> [ACTIVITY] Filter the data for lines with the word "Importar", then copy every line so identified.

> [PROVIDED ENTRIES]

· · · · · · ·

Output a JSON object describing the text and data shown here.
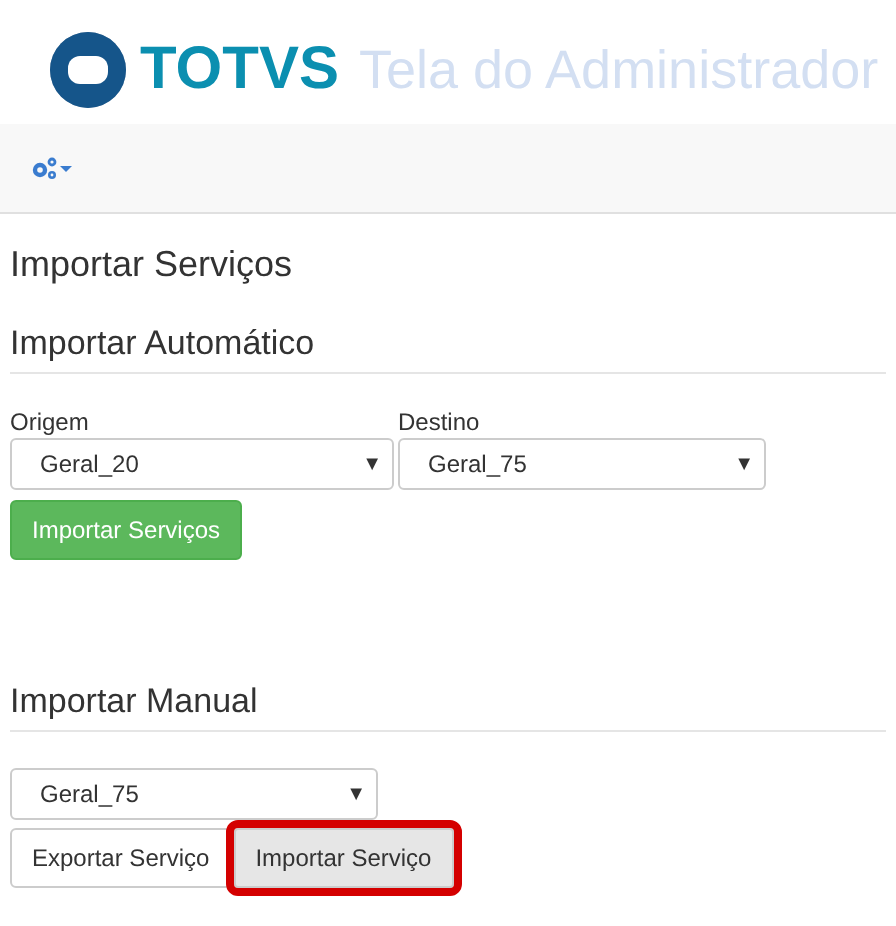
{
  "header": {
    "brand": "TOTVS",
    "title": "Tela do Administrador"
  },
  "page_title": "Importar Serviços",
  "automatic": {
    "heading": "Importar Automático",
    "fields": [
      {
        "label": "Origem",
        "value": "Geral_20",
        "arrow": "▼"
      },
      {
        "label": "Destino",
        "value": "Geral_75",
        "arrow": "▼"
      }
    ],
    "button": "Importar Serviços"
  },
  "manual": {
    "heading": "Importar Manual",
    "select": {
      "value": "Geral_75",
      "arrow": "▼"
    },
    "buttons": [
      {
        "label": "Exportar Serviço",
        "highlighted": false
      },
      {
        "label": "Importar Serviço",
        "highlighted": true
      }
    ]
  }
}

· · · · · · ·

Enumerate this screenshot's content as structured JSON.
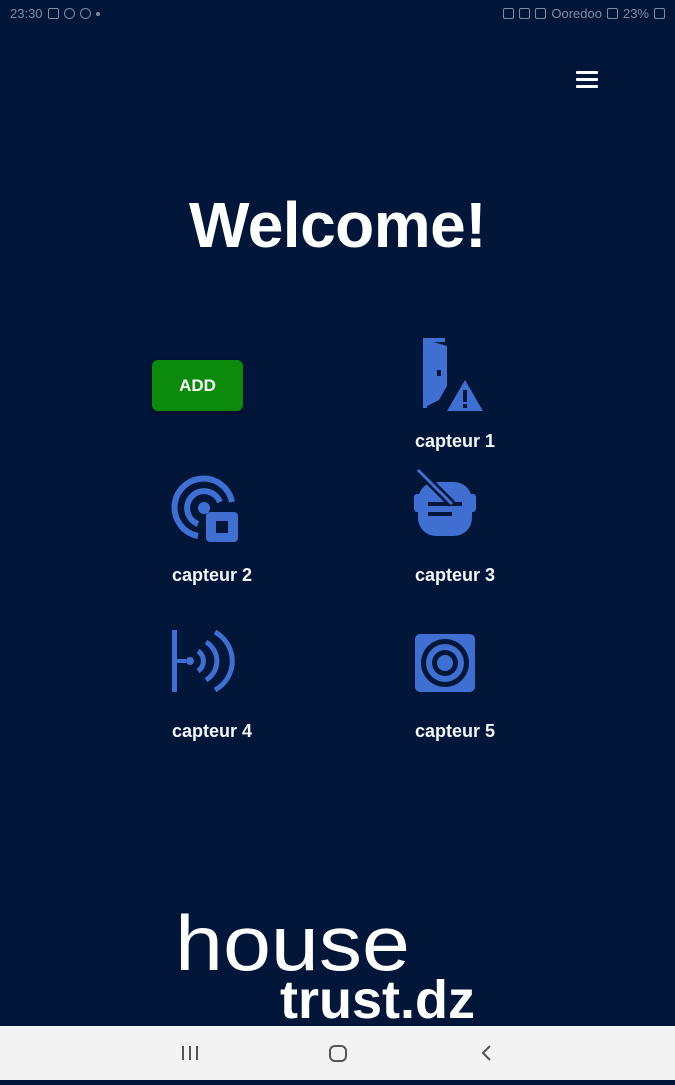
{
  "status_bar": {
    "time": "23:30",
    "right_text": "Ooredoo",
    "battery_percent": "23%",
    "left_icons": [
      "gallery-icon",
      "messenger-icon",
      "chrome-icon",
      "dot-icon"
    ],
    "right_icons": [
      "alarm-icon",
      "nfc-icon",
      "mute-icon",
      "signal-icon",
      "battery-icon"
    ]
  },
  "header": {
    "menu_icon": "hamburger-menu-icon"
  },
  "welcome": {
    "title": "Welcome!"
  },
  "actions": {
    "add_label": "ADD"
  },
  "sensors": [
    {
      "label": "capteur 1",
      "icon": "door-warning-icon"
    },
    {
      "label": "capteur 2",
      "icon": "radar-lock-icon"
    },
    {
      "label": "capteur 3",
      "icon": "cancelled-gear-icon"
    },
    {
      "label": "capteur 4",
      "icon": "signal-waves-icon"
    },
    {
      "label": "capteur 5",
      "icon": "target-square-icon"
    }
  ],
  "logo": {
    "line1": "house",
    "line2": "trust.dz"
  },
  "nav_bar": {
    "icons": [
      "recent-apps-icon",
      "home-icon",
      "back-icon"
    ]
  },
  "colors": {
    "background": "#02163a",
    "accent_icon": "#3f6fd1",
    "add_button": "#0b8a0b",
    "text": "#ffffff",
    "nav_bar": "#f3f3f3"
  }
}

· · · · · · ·

> [ANSWER BOX]
  "page_title": "Importar Serviços",
    "heading": "Importar Automático",
    "button": "Importar Serviços"
    "heading": "Importar Manual",
        "label": "Importar Serviço",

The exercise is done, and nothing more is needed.